You may be interested: Seminario (workshop) sobre la Ley de procedimiento de la Jurisdicción Especial para la Paz (JEP) en la Pontificia Universidad Javeriana en Bogotá (mayo 27 y 28 de 2019) (in Spanish)
Examination of Extradition Requests
In relation to the second theme of the workshop, Prof. Kai Ambos presented the generalities of the traditional extradition regime. He clarified the scope of the principles of double incrimination and reciprocity (do ut des), as well as the existing normative obstacles (for example, the case of political crimes). Through examples, he shared the German experience in extradition, not only of this mechanism of international judicial cooperation, but also of the so-called European Arrest Warrant (EAW), in accordance with the Council Framework Decision on the European arrest warrant and the surrender procedures between Member States of 2002.
He presented important reflections for the unique work of the Peace Tribunal, especially for the Review and Appeals Sections, on the guarantee of non-extradition and the standard of proof in foreign and comparative law. He exemplified the intensity of the examination of an extradition request in view of the German Act on International Judicial Assistance in Criminal Matters.

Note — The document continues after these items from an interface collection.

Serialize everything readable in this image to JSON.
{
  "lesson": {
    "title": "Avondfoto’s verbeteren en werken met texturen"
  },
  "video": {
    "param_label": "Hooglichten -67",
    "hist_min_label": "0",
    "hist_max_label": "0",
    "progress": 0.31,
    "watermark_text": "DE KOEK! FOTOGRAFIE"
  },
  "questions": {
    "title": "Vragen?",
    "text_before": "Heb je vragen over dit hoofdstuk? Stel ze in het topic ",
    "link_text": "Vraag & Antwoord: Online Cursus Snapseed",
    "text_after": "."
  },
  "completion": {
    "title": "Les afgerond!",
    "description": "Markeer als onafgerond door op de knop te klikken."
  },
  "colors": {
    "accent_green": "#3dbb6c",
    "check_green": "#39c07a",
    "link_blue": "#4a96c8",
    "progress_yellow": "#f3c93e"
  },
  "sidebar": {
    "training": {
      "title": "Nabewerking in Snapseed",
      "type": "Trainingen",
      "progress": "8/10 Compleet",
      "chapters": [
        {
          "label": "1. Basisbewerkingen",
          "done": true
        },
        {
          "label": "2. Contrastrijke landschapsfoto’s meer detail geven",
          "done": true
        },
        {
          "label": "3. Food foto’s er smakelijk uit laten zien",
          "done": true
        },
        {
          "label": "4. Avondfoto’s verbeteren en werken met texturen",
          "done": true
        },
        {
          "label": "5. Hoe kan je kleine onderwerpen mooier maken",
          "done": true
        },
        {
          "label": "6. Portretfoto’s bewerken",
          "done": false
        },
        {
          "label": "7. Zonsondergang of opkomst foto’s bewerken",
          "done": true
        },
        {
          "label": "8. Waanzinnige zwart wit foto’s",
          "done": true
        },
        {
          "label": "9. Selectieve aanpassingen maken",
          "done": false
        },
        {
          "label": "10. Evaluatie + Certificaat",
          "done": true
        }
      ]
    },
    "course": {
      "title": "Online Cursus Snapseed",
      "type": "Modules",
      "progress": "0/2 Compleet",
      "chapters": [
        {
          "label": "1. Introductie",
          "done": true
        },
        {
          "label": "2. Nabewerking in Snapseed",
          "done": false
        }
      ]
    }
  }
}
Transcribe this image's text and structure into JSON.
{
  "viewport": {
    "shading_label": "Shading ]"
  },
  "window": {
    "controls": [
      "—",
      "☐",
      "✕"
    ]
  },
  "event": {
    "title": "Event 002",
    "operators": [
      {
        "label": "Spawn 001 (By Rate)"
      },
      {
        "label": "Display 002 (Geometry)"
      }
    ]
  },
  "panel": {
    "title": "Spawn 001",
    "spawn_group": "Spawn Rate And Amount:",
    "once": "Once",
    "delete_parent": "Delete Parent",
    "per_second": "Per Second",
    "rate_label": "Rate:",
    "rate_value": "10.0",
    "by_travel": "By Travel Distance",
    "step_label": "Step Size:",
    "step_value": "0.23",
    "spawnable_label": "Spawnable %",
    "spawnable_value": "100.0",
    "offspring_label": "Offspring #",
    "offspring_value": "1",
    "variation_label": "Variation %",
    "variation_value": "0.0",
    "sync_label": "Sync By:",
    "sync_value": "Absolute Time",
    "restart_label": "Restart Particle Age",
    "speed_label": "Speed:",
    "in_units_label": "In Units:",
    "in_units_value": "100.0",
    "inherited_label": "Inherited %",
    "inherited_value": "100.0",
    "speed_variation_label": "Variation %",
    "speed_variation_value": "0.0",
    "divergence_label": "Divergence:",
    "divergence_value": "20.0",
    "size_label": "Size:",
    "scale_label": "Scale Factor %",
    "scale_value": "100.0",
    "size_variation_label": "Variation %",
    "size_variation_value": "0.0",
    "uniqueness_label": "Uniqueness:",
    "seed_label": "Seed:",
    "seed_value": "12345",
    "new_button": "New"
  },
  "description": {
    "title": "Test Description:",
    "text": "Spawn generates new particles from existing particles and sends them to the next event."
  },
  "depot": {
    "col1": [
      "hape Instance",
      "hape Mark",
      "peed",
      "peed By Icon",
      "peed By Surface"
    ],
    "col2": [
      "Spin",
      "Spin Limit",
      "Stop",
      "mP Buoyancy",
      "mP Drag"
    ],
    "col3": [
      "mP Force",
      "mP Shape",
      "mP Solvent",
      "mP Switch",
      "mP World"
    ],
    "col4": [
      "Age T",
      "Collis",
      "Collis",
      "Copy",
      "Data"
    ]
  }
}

For the ordinary extradition of foreigners, in view of the constitutional prohibition on extraditing Germans themselves, the law requires that extradition be “admitted only if the facts on which sufficient suspicion is based are indicated” and “if the extradition documents are not sufficient to determine the admissibility of the extradition, the Land High Court shall make a decision only after the requesting State has been given the opportunity to submit additional documents”, being able to “set a time limit for the submission of such documents” and with the possibility of “obtaining additional evidence concerning the admissibility of the extradition”.
Kai Ambos also explained how in the surrender procedure, within the framework of a EAW where there is a higher level of trust and integration between the member states of this Community instrument, it is possible to request (urgently) complementary information necessary to continue with the surrender procedure; and that sometimes the documentation presented by the requesting State is not enough.
The questions posed by the workshop participants focused on inquiring into dogmatic clarifications on issues related to authorship, participation, and command responsibility, as well as practical concerns about specific cases resolved by German judicial authorities, extradition cases and requests for surrender under the EAW.
This is the second workshop after the first academic meeting of this kind in November 2018. The recent exercise served to generate a productive legal discussion on issues of international criminal law, foreign criminal law, and comparative law, with references and analysis of the jurisprudential developments generated by the jurisdictional bodies of the JEP. These academic spaces contribute to the strengthening of the analytical capacities of t JEP staff through dialogues that foster the transfer of knowledge and academic cooperation.
(Text: Diego F. Tarapués Sandino. Revision: Claudia Maya. English version: Tiziana Laudato).